What is needed = Give the number of lines below that hold "wireframe", and only that.
==== Study material ====
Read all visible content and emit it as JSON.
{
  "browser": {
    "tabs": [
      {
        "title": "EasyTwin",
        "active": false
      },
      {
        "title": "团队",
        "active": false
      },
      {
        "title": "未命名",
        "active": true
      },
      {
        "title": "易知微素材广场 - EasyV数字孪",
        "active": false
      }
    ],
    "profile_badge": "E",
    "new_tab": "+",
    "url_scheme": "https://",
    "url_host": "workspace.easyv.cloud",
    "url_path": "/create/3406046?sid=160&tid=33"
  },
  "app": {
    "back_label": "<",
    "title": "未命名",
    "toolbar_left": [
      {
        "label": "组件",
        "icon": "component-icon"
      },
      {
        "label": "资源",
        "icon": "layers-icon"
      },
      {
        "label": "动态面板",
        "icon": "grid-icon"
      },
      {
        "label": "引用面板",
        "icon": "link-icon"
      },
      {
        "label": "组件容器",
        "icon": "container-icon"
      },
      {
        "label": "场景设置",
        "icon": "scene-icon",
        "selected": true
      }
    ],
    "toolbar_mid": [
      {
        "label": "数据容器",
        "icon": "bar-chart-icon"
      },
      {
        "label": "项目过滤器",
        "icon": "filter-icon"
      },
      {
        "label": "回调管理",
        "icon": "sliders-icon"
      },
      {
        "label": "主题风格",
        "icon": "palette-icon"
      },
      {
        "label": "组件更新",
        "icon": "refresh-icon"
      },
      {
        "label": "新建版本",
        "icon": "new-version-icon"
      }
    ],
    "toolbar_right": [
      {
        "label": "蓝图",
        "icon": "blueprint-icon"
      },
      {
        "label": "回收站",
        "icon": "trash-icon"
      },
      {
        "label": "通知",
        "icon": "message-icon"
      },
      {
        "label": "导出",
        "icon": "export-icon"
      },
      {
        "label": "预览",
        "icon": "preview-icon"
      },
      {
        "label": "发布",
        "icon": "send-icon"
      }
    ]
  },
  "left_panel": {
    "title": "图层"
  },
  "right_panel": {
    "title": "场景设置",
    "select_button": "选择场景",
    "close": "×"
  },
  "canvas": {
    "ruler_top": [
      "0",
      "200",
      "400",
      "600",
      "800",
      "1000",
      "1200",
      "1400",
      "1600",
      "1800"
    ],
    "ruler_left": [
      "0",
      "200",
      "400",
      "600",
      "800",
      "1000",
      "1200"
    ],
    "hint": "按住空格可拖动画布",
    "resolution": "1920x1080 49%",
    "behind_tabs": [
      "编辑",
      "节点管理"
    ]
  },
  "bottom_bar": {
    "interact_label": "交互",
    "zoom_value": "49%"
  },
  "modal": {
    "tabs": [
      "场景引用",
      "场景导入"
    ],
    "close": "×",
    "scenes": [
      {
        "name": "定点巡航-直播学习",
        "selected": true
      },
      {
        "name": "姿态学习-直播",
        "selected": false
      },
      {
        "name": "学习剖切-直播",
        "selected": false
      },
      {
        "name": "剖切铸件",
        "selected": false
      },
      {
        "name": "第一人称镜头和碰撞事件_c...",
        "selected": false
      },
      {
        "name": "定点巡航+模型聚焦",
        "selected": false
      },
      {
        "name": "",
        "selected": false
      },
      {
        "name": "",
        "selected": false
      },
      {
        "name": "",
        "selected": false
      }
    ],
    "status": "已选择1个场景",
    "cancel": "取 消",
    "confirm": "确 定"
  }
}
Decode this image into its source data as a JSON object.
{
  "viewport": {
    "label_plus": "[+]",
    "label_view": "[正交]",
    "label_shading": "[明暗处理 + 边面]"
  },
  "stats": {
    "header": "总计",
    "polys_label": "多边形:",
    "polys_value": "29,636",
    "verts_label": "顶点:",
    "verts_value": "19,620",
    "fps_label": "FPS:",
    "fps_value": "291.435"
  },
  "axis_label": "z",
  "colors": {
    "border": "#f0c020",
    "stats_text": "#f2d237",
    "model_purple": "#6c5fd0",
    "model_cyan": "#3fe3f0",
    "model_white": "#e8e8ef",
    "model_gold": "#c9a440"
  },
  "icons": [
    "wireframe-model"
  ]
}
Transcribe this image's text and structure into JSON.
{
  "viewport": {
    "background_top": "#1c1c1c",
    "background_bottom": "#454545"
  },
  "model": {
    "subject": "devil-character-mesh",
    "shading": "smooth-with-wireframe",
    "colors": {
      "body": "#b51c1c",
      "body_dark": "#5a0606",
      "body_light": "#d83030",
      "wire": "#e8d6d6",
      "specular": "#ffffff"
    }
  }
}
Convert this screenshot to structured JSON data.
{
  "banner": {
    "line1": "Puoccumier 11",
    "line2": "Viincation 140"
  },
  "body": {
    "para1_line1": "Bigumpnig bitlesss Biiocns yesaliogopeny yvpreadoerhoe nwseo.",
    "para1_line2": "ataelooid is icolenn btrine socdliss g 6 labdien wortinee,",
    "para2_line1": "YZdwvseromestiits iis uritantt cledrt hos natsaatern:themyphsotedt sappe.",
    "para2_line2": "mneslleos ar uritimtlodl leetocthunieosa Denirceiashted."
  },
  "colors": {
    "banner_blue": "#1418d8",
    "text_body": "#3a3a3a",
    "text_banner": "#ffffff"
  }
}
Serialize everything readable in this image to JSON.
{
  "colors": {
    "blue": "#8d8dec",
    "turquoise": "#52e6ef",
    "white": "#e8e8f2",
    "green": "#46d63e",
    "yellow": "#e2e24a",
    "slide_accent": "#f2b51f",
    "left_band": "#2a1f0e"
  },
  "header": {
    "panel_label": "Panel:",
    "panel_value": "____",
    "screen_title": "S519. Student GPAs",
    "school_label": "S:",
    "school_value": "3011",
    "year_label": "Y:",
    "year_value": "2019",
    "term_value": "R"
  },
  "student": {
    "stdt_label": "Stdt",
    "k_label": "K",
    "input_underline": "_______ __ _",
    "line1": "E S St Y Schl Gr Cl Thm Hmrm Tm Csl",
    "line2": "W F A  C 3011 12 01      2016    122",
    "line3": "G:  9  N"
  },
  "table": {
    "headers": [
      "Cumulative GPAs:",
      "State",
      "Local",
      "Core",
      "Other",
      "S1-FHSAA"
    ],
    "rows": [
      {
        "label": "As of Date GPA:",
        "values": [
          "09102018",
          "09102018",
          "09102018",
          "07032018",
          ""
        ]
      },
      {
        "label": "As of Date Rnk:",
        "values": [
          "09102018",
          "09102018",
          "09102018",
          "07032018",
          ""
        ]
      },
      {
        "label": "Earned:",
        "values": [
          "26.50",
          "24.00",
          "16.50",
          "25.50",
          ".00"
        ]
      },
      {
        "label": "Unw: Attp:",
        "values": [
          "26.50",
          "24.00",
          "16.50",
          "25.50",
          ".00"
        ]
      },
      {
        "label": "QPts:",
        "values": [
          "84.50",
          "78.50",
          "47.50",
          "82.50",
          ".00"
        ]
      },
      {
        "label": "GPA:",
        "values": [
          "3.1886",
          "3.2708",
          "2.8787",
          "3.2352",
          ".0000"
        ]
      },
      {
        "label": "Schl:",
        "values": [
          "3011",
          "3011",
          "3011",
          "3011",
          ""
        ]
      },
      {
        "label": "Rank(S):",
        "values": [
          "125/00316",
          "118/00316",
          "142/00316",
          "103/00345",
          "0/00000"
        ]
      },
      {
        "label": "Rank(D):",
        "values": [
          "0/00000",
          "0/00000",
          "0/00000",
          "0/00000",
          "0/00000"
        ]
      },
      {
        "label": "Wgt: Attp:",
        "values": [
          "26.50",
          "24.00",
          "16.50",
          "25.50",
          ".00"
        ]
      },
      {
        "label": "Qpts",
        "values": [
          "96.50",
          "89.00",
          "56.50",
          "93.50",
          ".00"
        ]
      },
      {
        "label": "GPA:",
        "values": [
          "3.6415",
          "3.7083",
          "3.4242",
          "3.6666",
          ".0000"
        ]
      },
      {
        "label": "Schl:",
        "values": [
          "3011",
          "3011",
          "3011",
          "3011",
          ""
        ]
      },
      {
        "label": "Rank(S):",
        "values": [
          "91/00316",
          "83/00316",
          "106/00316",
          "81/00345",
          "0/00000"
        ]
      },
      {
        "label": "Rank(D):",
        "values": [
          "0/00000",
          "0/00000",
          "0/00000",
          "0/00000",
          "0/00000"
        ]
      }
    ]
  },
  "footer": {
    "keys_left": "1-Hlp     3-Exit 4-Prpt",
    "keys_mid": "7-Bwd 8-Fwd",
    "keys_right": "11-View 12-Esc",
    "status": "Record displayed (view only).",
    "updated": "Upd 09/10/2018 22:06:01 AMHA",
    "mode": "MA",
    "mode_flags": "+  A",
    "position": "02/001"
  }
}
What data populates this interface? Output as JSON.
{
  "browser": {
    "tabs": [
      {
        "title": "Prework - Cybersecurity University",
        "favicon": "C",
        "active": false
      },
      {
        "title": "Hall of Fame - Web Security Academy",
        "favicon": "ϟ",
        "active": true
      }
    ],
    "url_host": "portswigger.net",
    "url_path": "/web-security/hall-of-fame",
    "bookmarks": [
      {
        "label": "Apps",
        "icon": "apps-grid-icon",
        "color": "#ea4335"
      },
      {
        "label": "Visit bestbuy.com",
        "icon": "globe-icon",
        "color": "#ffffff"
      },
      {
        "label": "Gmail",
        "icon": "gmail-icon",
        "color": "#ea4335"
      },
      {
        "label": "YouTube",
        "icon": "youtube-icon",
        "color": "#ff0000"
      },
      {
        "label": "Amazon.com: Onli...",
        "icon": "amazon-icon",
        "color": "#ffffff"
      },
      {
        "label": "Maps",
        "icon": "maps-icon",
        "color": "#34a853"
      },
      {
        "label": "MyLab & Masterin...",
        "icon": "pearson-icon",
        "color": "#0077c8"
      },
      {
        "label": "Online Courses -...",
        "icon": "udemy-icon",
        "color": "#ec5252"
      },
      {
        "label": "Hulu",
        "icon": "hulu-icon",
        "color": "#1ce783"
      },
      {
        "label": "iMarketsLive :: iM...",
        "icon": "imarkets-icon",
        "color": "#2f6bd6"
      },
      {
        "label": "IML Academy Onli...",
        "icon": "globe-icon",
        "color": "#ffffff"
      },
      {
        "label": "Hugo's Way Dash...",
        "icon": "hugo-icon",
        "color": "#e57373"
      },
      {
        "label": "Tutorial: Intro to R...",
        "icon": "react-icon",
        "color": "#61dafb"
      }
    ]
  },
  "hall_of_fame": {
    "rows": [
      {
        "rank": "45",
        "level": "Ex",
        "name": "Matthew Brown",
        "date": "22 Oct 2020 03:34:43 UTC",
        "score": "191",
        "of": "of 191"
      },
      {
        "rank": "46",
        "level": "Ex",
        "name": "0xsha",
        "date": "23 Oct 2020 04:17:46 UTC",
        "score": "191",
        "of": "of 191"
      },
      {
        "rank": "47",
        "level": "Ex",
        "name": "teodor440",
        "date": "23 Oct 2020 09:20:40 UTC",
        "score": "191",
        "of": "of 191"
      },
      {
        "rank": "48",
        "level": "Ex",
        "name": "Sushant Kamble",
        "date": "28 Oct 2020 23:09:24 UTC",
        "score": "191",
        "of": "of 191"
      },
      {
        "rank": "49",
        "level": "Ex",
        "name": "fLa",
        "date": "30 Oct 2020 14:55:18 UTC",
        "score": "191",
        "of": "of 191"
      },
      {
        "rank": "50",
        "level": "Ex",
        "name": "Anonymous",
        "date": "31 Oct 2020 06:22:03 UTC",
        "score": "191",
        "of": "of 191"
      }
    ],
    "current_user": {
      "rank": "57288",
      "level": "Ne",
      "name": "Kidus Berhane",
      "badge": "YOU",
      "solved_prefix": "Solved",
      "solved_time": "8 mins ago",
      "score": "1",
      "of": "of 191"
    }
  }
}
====
Answer box = 2